### Assigned task
What number of lines in the records below hold the word "icon"? Give that number alone.

Website and app data records:

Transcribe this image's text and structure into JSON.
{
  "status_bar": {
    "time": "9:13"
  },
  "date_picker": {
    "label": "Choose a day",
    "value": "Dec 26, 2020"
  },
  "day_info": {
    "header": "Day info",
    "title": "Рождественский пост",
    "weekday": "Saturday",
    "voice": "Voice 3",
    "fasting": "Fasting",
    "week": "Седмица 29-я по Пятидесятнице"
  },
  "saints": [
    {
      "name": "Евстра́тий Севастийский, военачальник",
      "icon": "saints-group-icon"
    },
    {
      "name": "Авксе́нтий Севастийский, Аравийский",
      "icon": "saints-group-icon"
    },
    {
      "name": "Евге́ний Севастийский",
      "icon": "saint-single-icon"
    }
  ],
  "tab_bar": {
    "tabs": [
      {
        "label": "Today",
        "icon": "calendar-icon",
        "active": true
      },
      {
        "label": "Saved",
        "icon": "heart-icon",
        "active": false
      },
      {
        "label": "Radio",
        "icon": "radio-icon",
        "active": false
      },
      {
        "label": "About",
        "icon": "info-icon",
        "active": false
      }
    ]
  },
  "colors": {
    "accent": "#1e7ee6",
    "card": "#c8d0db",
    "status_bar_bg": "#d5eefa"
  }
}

### Solution to the problem
7